One man working with Byers, Ike “Buckskin” Chamberlain, may have had some printing experience. But Byers apparently wasn’t so sure that he could out-race the Pioneer that he would turn down help from an unlikely volunteer. The following account appeared in the paper’s anniversary edition 38 years later:
O.P. Wiggins, the well-known policeman … was in the city on the day and had never seen a press. Hearing that one was about to be operated he went to The News office and requested to be allowed to assist in the printing. Mr. Byers gave him a chance to run the roller which distributed the ink over the type. He accepted the offer and worked faithfully for an hour … Chamberlain was killed about a year later on the trail between Pueblo and Taos. Mr. Wiggins subscribed for The News at that time and has been a continuous subscriber ever since. Amos Steck divides the honor with Mr. Wiggins, having taken the paper as regularly.
Byers went on to become one of the most influential leaders in the state’s history. He was instrumental in gaining statehood for Colorado; helped bring in telegraph lines and the railroad; served on the committee that founded the Colorado Seminary, later the University of Denver; trekked with the first party known to climb Longs Peak, and helped found the Colorado Historical Society, the Natural History Society and Denver’s first library.
The Rocky first published as an evening weekly. It went on to become one of the leading newspapers in the country and an integral part of Coloradans’ lives. Since 1926 it has been part of the Scripps newspaper chain and media family. It has been a rich and colorful 150 years, as you will see.

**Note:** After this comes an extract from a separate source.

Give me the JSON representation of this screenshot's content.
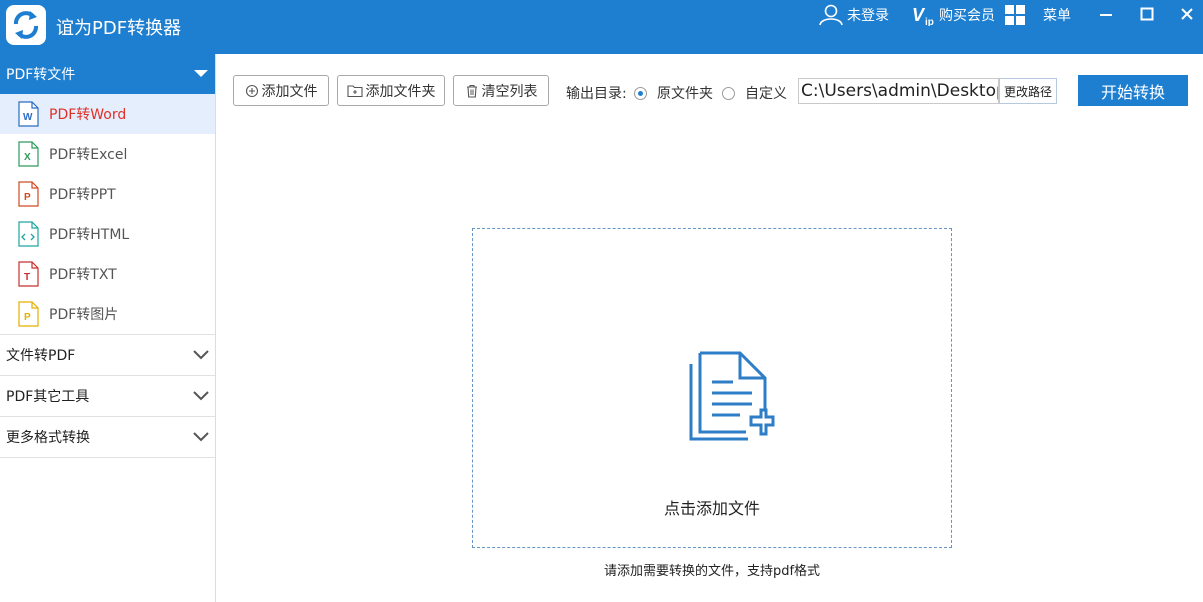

From Byers’ first editorial
“Fondly looking forward to a long and pleasant acquaintance with our readers, hoping well to act our part, we send forth to the world the first number of the Rocky Mountain News.”
(In the early days of newspapering, “number” meant edition.)
Paper’s first home
The original site was the second-floor attic of a saloon near the Market St. bridge in Auraria, one of three towns that made up what was to soon become Denver. The other two towns were Montana City and St. Charles. Denver City eventually won out over St. Charles as the city’s name because, in one prospector’s opinion: “There ain’t no saints in St. Charles.”